Segment Start: Task data

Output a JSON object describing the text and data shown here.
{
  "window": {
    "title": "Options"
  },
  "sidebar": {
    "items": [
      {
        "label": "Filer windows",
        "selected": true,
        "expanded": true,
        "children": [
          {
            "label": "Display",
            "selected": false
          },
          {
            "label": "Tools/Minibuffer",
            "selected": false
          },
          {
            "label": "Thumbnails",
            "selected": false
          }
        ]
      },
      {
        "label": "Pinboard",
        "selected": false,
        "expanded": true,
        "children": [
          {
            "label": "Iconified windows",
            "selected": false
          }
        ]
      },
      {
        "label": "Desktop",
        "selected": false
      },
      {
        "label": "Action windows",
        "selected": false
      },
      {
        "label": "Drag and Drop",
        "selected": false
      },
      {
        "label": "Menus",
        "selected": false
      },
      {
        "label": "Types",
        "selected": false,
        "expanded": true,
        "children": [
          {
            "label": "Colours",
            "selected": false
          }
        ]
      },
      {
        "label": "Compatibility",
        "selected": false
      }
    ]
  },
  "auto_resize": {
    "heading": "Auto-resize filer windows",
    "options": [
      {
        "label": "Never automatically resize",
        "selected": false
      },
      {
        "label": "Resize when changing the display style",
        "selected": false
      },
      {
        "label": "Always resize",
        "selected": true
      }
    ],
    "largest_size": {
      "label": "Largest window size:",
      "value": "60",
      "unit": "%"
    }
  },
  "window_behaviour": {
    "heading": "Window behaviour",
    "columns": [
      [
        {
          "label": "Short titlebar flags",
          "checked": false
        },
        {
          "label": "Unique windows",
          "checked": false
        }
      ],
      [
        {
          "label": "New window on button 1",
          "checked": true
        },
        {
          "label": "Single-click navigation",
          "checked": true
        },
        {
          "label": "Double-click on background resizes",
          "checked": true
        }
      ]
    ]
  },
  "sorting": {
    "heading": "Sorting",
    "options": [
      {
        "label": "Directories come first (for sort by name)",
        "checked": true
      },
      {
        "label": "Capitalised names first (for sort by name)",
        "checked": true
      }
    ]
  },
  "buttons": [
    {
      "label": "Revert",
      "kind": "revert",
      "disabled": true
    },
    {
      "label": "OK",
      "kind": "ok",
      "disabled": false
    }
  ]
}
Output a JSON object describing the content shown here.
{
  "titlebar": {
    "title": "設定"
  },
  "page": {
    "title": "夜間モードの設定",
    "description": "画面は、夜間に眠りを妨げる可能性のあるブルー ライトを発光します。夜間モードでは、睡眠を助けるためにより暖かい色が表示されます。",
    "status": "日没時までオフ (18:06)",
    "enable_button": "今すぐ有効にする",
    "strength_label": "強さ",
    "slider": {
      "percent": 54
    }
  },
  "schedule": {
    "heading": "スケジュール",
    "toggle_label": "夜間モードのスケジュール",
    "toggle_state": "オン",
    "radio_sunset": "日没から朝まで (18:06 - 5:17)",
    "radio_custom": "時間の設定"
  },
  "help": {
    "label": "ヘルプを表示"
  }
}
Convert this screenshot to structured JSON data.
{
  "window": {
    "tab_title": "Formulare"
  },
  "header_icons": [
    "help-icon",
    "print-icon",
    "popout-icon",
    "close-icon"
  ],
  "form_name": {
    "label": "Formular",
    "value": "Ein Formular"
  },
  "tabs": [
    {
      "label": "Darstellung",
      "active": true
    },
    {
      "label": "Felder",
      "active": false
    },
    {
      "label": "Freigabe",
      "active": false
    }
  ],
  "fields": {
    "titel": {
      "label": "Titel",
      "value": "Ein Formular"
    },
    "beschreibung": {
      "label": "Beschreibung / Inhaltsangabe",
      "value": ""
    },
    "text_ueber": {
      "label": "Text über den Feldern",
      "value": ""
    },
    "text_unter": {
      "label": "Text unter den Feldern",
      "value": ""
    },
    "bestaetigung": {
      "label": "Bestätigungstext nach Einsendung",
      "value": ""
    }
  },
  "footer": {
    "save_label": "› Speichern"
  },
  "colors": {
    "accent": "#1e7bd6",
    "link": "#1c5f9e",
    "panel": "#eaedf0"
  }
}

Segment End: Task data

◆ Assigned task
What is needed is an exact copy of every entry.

◆ Response box
Output a JSON object describing the text and data shown here.
{
  "window": {
    "title": "Options"
  },
  "sidebar": {
    "items": [
      {
        "label": "Filer windows",
        "selected": true,
        "expanded": true,
        "children": [
          {
            "label": "Display",
            "selected": false
          },
          {
            "label": "Tools/Minibuffer",
            "selected": false
          },
          {
            "label": "Thumbnails",
            "selected": false
          }
        ]
      },
      {
        "label": "Pinboard",
        "selected": false,
        "expanded": true,
        "children": [
          {
            "label": "Iconified windows",
            "selected": false
          }
        ]
      },
      {
        "label": "Desktop",
        "selected": false
      },
      {
        "label": "Action windows",
        "selected": false
      },
      {
        "label": "Drag and Drop",
        "selected": false
      },
      {
        "label": "Menus",
        "selected": false
      },
      {
        "label": "Types",
        "selected": false,
        "expanded": true,
        "children": [
          {
            "label": "Colours",
            "selected": false
          }
        ]
      },
      {
        "label": "Compatibility",
        "selected": false
      }
    ]
  },
  "auto_resize": {
    "heading": "Auto-resize filer windows",
    "options": [
      {
        "label": "Never automatically resize",
        "selected": false
      },
      {
        "label": "Resize when changing the display style",
        "selected": false
      },
      {
        "label": "Always resize",
        "selected": true
      }
    ],
    "largest_size": {
      "label": "Largest window size:",
      "value": "60",
      "unit": "%"
    }
  },
  "window_behaviour": {
    "heading": "Window behaviour",
    "columns": [
      [
        {
          "label": "Short titlebar flags",
          "checked": false
        },
        {
          "label": "Unique windows",
          "checked": false
        }
      ],
      [
        {
          "label": "New window on button 1",
          "checked": true
        },
        {
          "label": "Single-click navigation",
          "checked": true
        },
        {
          "label": "Double-click on background resizes",
          "checked": true
        }
      ]
    ]
  },
  "sorting": {
    "heading": "Sorting",
    "options": [
      {
        "label": "Directories come first (for sort by name)",
        "checked": true
      },
      {
        "label": "Capitalised names first (for sort by name)",
        "checked": true
      }
    ]
  },
  "buttons": [
    {
      "label": "Revert",
      "kind": "revert",
      "disabled": true
    },
    {
      "label": "OK",
      "kind": "ok",
      "disabled": false
    }
  ]
}
Output a JSON object describing the content shown here.
{
  "titlebar": {
    "title": "設定"
  },
  "page": {
    "title": "夜間モードの設定",
    "description": "画面は、夜間に眠りを妨げる可能性のあるブルー ライトを発光します。夜間モードでは、睡眠を助けるためにより暖かい色が表示されます。",
    "status": "日没時までオフ (18:06)",
    "enable_button": "今すぐ有効にする",
    "strength_label": "強さ",
    "slider": {
      "percent": 54
    }
  },
  "schedule": {
    "heading": "スケジュール",
    "toggle_label": "夜間モードのスケジュール",
    "toggle_state": "オン",
    "radio_sunset": "日没から朝まで (18:06 - 5:17)",
    "radio_custom": "時間の設定"
  },
  "help": {
    "label": "ヘルプを表示"
  }
}
Convert this screenshot to structured JSON data.
{
  "window": {
    "tab_title": "Formulare"
  },
  "header_icons": [
    "help-icon",
    "print-icon",
    "popout-icon",
    "close-icon"
  ],
  "form_name": {
    "label": "Formular",
    "value": "Ein Formular"
  },
  "tabs": [
    {
      "label": "Darstellung",
      "active": true
    },
    {
      "label": "Felder",
      "active": false
    },
    {
      "label": "Freigabe",
      "active": false
    }
  ],
  "fields": {
    "titel": {
      "label": "Titel",
      "value": "Ein Formular"
    },
    "beschreibung": {
      "label": "Beschreibung / Inhaltsangabe",
      "value": ""
    },
    "text_ueber": {
      "label": "Text über den Feldern",
      "value": ""
    },
    "text_unter": {
      "label": "Text unter den Feldern",
      "value": ""
    },
    "bestaetigung": {
      "label": "Bestätigungstext nach Einsendung",
      "value": ""
    }
  },
  "footer": {
    "save_label": "› Speichern"
  },
  "colors": {
    "accent": "#1e7bd6",
    "link": "#1c5f9e",
    "panel": "#eaedf0"
  }
}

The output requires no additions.